Do you believe some groups deserve handouts, but that others should work for it? And how do you decide? The answers to these questions could depend on your motives for donating to charity: Are your motives purely altruistic, or do you do it simply for that “warm inner glow”?
Monash Business School researchers intend to find out, in a comprehensive look at how and why Australians make decisions to donate their money.
The research aims to assist policy-makers design initiatives to stimulate charitable giving from the private sector, help redistributive practices, review refugee intake and migrant integration measures, as well as help not-for-profit organisations make their services more attractive to donors.
It’s known that Australians are significantly less generous than Americans and slightly less generous than Canadians and the English. Research shows that less than 40 per cent of Australians claim donations against their tax. According to Philanthropy Australia, individual taxpayers who made to tax-deductible donations gifted approximately 0.35 per cent of their taxable income in 2010-11.
Data from 2015 shows charitable donations have slipped to a 30-year low against Australia’s GDP and when compared to the rate of inflation, donations are actually shrinking.
The team of Professor Philip Grossman, Professor Lata Gangadharan and Associate Professor Erte Xiao, has been awarded a 2017 Australian Research Council Discovery Grant to learn more about what motivates giving to charities and how these motivations for giving interact with other factors that can be influenced by charities.
There can be different motivations for giving. Pure altruists donate solely from concerns about the well-being of the recipient. They care only about the provision of the good to the recipient, not by whom or how it is provided.
At the other end of the spectrum, pure warm-glow givers do not care about the well-being of the recipient; they only care about how the act of giving makes them feel about themselves and whether they gain prestige or acclaim, or to avoid feeling guilty for not giving.
Previously, Professors Gangadharan and Grossman, along with colleague Dr Matthew Leister and PhD student Kristy Jones, found about one-third of respondents were motivated by both feelings (warm glow and altruism), one-third by altruism alone, one-sixth by warm glow alone and the remaining one-sixth did not give at all.
Yet little is known regarding how these two motivations interact with other factors.
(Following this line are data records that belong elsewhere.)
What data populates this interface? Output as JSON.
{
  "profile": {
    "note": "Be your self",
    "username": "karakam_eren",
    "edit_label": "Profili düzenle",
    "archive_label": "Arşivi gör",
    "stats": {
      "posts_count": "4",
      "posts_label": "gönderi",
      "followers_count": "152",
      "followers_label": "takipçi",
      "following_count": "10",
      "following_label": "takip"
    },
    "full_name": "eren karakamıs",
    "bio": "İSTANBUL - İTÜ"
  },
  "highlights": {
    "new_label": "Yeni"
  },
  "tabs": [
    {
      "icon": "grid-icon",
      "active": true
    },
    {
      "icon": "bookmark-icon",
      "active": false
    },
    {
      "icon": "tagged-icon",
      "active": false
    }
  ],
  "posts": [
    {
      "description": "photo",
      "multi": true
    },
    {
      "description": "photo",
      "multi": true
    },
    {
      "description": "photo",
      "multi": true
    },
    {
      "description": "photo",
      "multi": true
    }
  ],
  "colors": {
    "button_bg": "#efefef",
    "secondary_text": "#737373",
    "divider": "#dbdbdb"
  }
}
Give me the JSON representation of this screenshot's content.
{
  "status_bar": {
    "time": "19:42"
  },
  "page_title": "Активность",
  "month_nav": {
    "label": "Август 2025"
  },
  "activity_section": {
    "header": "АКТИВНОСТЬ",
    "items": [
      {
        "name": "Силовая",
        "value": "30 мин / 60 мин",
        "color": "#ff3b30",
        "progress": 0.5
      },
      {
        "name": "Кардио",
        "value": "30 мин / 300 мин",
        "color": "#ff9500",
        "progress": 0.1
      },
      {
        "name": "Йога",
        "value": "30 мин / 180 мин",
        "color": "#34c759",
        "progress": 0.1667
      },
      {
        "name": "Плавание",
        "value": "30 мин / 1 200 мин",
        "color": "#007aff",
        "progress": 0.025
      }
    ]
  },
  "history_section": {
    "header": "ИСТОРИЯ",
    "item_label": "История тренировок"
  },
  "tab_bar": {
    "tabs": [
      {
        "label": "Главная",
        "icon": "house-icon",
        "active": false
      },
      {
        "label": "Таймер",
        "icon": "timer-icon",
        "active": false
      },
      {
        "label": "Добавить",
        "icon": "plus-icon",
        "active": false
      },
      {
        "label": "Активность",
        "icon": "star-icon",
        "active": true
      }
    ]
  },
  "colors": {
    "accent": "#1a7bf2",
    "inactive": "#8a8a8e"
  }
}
For example, charitable organisations often provide information about the recipients and their circumstances and the causes of their need or they organise fundraising events for some particular types of needy groups. Such information can affect donors’ beliefs on the worthiness of the recipients and have a significant influence on charitable giving and taxation policies.
Organisations can also decide the format of giving: in-kind or cash. Do pure warm-glow givers react differently to the information about recipients or the format of giving than pure altruists? The research team aims to select factors that can be changed by charitable organisations to help identify how to attract donations more effectively.
The research will also explore whether more information on the background of the recipients influences the perception of “worthiness” and thereby willingness to give. They will also examine how people give when donations can be made in-kind as opposed to in cash.
The research aims to assist policy makers to design initiatives to stimulate charitable giving from the private sector, help redistributive practices, review refugee intake and migrant integration measures and for practitioners who wish to better tailor their services to make them more attractive to donors.
By focusing on perceptions and beliefs of donors, it can also for example, inform current public policy issues in Melbourne such as the homelessness crisis and how to determine if rough sleepers should be directed towards drug and alcohol services rather than be given donations or handouts.